§ **Work request**
After counting the lines below that hold the word "title", reply with the count and nothing else.

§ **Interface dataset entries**
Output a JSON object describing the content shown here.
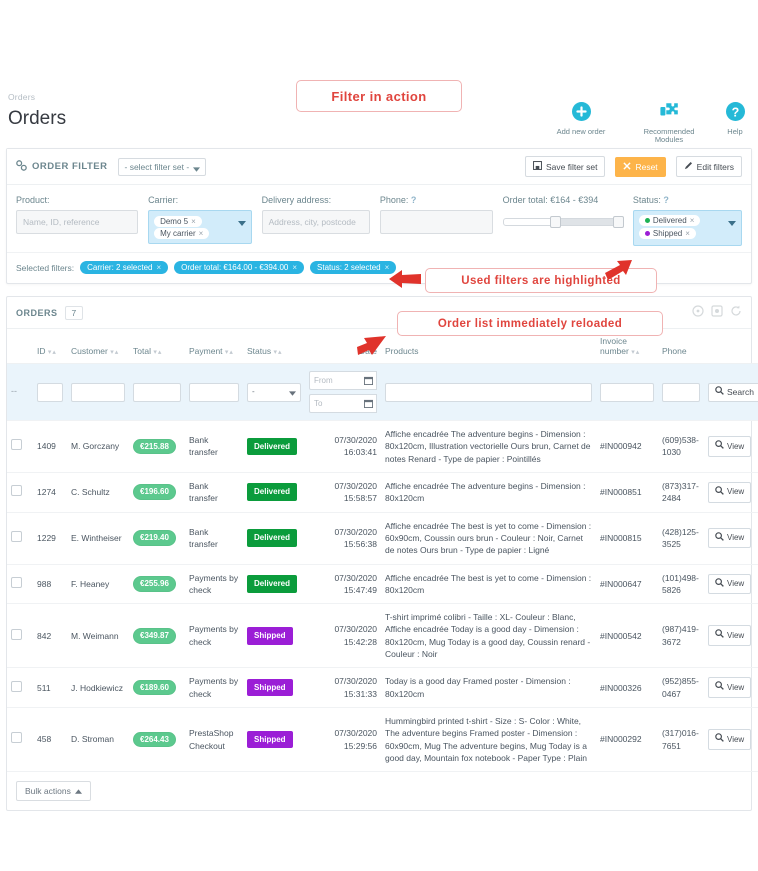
{
  "header": {
    "breadcrumb": "Orders",
    "title": "Orders",
    "actions": [
      {
        "icon": "add-circle-icon",
        "label": "Add new order"
      },
      {
        "icon": "puzzle-piece-icon",
        "label": "Recommended Modules"
      },
      {
        "icon": "question-circle-icon",
        "label": "Help"
      }
    ]
  },
  "annotations": [
    {
      "id": "filter-in-action",
      "text": "Filter in action"
    },
    {
      "id": "used-filters",
      "text": "Used filters are highlighted"
    },
    {
      "id": "list-reloaded",
      "text": "Order list immediately reloaded"
    }
  ],
  "filter_panel": {
    "title": "ORDER FILTER",
    "filter_set_select": "- select filter set -",
    "buttons": {
      "save": "Save filter set",
      "reset": "Reset",
      "edit": "Edit filters"
    },
    "fields": {
      "product": {
        "label": "Product:",
        "placeholder": "Name, ID, reference",
        "value": ""
      },
      "carrier": {
        "label": "Carrier:",
        "tags": [
          "Demo 5",
          "My carrier"
        ]
      },
      "delivery_address": {
        "label": "Delivery address:",
        "placeholder": "Address, city, postcode",
        "value": ""
      },
      "phone": {
        "label": "Phone:",
        "help": "?",
        "value": ""
      },
      "order_total": {
        "label": "Order total: €164 - €394",
        "min": 164,
        "max": 394
      },
      "status": {
        "label": "Status:",
        "help": "?",
        "tags": [
          {
            "text": "Delivered",
            "color": "#1db255"
          },
          {
            "text": "Shipped",
            "color": "#9b1ed6"
          }
        ]
      }
    },
    "selected_filters": {
      "label": "Selected filters:",
      "pills": [
        "Carrier: 2 selected",
        "Order total: €164.00 - €394.00",
        "Status: 2 selected"
      ],
      "pill_color": "#2ab4e2"
    }
  },
  "orders_panel": {
    "title": "ORDERS",
    "count": "7",
    "head_icons": [
      "help-circle-icon",
      "export-icon",
      "refresh-icon"
    ],
    "columns": [
      "ID",
      "Customer",
      "Total",
      "Payment",
      "Status",
      "Date",
      "Products",
      "Invoice number",
      "Phone"
    ],
    "search_row": {
      "status_select": "-",
      "date_from_placeholder": "From",
      "date_to_placeholder": "To",
      "search_label": "Search"
    },
    "view_label": "View",
    "bulk_actions_label": "Bulk actions",
    "rows": [
      {
        "id": "1409",
        "customer": "M. Gorczany",
        "total": "€215.88",
        "payment": "Bank transfer",
        "status": "Delivered",
        "date": "07/30/2020",
        "time": "16:03:41",
        "products": "Affiche encadrée The adventure begins - Dimension : 80x120cm, Illustration vectorielle Ours brun, Carnet de notes Renard - Type de papier : Pointillés",
        "invoice": "#IN000942",
        "phone": "(609)538-1030"
      },
      {
        "id": "1274",
        "customer": "C. Schultz",
        "total": "€196.60",
        "payment": "Bank transfer",
        "status": "Delivered",
        "date": "07/30/2020",
        "time": "15:58:57",
        "products": "Affiche encadrée The adventure begins - Dimension : 80x120cm",
        "invoice": "#IN000851",
        "phone": "(873)317-2484"
      },
      {
        "id": "1229",
        "customer": "E. Wintheiser",
        "total": "€219.40",
        "payment": "Bank transfer",
        "status": "Delivered",
        "date": "07/30/2020",
        "time": "15:56:38",
        "products": "Affiche encadrée The best is yet to come - Dimension : 60x90cm, Coussin ours brun - Couleur : Noir, Carnet de notes Ours brun - Type de papier : Ligné",
        "invoice": "#IN000815",
        "phone": "(428)125-3525"
      },
      {
        "id": "988",
        "customer": "F. Heaney",
        "total": "€255.96",
        "payment": "Payments by check",
        "status": "Delivered",
        "date": "07/30/2020",
        "time": "15:47:49",
        "products": "Affiche encadrée The best is yet to come - Dimension : 80x120cm",
        "invoice": "#IN000647",
        "phone": "(101)498-5826"
      },
      {
        "id": "842",
        "customer": "M. Weimann",
        "total": "€349.87",
        "payment": "Payments by check",
        "status": "Shipped",
        "date": "07/30/2020",
        "time": "15:42:28",
        "products": "T-shirt imprimé colibri - Taille : XL- Couleur : Blanc, Affiche encadrée Today is a good day - Dimension : 80x120cm, Mug Today is a good day, Coussin renard - Couleur : Noir",
        "invoice": "#IN000542",
        "phone": "(987)419-3672"
      },
      {
        "id": "511",
        "customer": "J. Hodkiewicz",
        "total": "€189.60",
        "payment": "Payments by check",
        "status": "Shipped",
        "date": "07/30/2020",
        "time": "15:31:33",
        "products": "Today is a good day Framed poster - Dimension : 80x120cm",
        "invoice": "#IN000326",
        "phone": "(952)855-0467"
      },
      {
        "id": "458",
        "customer": "D. Stroman",
        "total": "€264.43",
        "payment": "PrestaShop Checkout",
        "status": "Shipped",
        "date": "07/30/2020",
        "time": "15:29:56",
        "products": "Hummingbird printed t-shirt - Size : S- Color : White, The adventure begins Framed poster - Dimension : 60x90cm, Mug The adventure begins, Mug Today is a good day, Mountain fox notebook - Paper Type : Plain",
        "invoice": "#IN000292",
        "phone": "(317)016-7651"
      }
    ]
  }
}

§ **Expected output**
3